The title-track “flirts” with balladic bluesy rhythms and remains on more laid-back ground without showing-off too much. “Hope is Green” is a frolic rosk-ish cut and could be viewed as the filler here due to its overtly unpretentious character. “Poor Kelly” is a dreamy ballad, not much to take from here; and “Catharsis” is a consummate progressive thrasher with a nice stomping technical motif that recalls the band’s earlier exploits alongside Treponem Pal’s early works and Mekong Delta’s “Kaleidoscope” the latter also recalled due to the marvellous atonal accumulations near the end; a more than worthy compensator for the past two not very adventurous compositions. “Dedicated” is “dedicated” to nothing but twisted jazzy dissonances which have no relation to thrash, but are not bad as another less ordinary digression. Comes “Millennium” to serve another trippy “cocktail” of riffs and rhythms, a handsome nod to the transcendental futurism of “Dimension Hatross” with the difference that the guys actually thrash here the more aggressive sections easily reaching headbanging proportions; this is how the latter effort should have sounded if The Voivods hadn’t untimely given up the thrash metal ghost.

A “labyrinth” indeed, the band intent on exiting with aplomb without completely delineating their fanbase. The psychedelic aura may as well serve as a substitute for any mind-expanding substance any time; that’s why one shouldn’t judge this opus strictly by thrash metal rules. Works like this one transcend the borders of the established styles inhabiting a not very easy to categorize territory where also “trips” like Omnitron’s “Masterpeace”, Legion’s “Knights of Cross”, Stone’s ”Emotional Playground”, the Japanese Doom’s “Incompetent…”, Glacial Fear’s “Frames”, and Oddmongers’ “Experiment” belong: you know what you’re listening to is hard-hitting enough to be labelled as thrash anytime, and yet it contains an elusive outlandish air made of numerous other influences which are somehow invariably embedded into the bigger picture. It takes quite a knack to pull this out and still keep the hardened thrash metal audience engrossed; a skill which even Voivod themselves couldn’t apply so well back in the late-80’s/early-90’s although their agenda was entirely different, of course.

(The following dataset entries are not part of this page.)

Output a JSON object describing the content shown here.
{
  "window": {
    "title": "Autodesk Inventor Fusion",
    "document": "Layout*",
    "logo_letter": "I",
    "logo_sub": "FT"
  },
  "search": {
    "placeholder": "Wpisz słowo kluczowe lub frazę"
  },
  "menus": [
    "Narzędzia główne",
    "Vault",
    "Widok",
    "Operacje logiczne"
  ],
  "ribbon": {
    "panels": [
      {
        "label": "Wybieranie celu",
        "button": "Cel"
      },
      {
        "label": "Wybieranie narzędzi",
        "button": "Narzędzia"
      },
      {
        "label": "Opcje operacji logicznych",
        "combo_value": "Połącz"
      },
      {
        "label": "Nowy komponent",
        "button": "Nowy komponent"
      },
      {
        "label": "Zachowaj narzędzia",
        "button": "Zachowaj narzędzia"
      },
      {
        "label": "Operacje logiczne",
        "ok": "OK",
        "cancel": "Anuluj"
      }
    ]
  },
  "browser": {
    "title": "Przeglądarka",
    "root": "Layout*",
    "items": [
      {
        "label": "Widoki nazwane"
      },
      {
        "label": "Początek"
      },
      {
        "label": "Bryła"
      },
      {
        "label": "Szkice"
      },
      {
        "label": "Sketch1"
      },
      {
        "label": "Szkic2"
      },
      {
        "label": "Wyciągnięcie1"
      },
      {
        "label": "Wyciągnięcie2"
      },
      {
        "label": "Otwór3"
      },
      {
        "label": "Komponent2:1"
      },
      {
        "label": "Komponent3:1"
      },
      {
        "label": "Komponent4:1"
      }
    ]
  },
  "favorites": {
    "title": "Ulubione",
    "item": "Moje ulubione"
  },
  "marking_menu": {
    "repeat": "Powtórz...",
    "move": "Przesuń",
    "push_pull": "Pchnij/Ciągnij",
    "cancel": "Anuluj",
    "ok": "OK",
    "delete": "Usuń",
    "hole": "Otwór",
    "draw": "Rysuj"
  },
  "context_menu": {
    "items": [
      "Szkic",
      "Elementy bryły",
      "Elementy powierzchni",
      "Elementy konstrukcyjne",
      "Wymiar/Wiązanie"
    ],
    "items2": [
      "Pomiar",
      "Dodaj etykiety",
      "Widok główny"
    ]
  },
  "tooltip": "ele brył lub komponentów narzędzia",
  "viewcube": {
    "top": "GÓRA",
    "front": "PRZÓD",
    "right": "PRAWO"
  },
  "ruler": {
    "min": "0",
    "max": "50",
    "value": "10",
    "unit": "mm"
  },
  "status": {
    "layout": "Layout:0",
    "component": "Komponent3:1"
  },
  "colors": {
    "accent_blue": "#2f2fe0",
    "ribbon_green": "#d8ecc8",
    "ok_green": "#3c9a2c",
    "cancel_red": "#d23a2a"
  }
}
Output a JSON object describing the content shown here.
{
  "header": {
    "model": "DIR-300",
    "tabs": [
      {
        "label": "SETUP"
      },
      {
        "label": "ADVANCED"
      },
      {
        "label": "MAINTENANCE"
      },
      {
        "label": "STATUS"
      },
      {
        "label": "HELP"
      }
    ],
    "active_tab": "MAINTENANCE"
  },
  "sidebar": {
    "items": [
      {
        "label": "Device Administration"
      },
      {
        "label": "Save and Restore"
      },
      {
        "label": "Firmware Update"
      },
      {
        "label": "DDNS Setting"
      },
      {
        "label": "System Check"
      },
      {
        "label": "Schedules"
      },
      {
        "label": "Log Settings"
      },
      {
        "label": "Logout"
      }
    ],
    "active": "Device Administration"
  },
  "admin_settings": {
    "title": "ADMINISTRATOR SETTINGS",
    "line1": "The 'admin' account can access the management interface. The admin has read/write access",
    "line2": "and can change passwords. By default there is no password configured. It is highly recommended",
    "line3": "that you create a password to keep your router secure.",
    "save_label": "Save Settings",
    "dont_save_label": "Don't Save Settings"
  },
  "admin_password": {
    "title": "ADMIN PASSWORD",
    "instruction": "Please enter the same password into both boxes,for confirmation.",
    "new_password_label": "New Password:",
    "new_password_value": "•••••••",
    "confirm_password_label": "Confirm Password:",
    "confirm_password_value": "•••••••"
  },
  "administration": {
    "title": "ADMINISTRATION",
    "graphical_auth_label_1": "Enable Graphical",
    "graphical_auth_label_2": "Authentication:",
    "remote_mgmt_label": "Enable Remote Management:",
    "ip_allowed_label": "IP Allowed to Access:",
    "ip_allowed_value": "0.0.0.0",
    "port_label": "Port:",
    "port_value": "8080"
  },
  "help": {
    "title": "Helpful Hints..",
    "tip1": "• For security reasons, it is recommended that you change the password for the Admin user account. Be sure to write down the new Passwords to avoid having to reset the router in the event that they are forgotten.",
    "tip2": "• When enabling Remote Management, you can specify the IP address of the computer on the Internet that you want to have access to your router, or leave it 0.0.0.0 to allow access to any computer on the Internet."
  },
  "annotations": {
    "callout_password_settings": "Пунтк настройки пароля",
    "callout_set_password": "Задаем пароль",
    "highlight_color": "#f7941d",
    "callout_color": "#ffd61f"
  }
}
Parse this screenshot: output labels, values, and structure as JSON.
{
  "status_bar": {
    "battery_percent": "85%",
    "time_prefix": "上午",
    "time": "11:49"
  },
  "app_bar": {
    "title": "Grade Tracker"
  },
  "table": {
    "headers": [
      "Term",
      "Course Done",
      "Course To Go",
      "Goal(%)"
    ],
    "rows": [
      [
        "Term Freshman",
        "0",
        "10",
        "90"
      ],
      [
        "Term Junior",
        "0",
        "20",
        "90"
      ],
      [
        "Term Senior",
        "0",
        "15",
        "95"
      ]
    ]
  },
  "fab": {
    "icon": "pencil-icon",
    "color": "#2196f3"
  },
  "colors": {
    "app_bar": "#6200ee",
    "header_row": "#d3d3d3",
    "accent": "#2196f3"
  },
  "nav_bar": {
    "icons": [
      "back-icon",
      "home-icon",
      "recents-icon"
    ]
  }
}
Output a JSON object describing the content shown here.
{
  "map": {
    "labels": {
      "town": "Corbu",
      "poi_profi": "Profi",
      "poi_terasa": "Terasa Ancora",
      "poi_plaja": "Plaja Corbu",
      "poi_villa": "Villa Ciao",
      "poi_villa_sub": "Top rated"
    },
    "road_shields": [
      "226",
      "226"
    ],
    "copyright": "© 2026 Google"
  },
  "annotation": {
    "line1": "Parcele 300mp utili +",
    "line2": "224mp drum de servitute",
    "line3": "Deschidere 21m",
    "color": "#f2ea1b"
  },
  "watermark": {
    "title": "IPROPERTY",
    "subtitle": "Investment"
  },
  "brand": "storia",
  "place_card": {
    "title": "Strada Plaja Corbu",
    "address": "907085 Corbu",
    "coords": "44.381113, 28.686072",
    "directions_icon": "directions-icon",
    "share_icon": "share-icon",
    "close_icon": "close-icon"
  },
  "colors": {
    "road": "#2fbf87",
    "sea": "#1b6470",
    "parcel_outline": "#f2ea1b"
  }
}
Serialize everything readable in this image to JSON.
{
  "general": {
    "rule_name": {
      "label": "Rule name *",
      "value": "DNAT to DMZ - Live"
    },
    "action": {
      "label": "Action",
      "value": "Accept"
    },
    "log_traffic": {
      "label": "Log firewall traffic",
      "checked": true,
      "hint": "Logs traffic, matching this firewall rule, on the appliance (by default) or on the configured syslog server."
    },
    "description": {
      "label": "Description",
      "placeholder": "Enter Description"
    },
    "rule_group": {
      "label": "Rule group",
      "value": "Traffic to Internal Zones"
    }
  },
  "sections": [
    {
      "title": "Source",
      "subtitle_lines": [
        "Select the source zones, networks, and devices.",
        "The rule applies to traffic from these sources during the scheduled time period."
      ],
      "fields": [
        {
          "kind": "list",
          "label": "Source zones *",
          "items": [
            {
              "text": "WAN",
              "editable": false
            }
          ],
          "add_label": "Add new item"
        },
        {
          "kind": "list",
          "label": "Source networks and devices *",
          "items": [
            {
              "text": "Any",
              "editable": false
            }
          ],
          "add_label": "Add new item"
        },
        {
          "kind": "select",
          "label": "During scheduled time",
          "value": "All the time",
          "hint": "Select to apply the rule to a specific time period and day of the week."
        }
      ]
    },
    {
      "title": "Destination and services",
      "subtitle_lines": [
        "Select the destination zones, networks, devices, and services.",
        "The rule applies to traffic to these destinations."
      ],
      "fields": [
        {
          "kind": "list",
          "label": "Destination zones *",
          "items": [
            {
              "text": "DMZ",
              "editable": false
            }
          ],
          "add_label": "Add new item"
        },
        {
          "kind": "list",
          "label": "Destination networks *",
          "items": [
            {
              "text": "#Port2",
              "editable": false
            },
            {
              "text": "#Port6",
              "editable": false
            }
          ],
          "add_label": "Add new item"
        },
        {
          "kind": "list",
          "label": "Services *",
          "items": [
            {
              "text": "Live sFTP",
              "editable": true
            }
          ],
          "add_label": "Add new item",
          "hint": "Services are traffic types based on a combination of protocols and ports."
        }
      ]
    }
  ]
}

Equinox were not even remotely entertaining the thought of becoming big stars of the show in the mid-90’s; they were pretty much the lonely warriors on the “battlefield“ in their homeland where black metal was “devastating” the landscape leaving very little room for other genres to flourish. I guess the band knew that this album would be their swansong and they wanted to space out as much as possible on it to really make it worthwhile. They were by no means looking at any particular clique within the metal fanbase to please; this was a piece of art created exclusively to satisfy their own predilections for musical weirdness, and also to allude to a moment of metal lore which shouldn’t be forgotten, especially during such a tough period for the old school. Nowadays some bands’ entire careers evolve around the Voivod heritage (the Poles Myopia, to give one of the better examples) including some coming from Norway, like the avantgardists Virus…

So there were some who were paying attention to the equinox cycle and dates; because this is when the greatest works of art are usually spawned. And this is when great artists from the past reportedly come to life, according to an ancient Viking labyrinth… sorry, legend.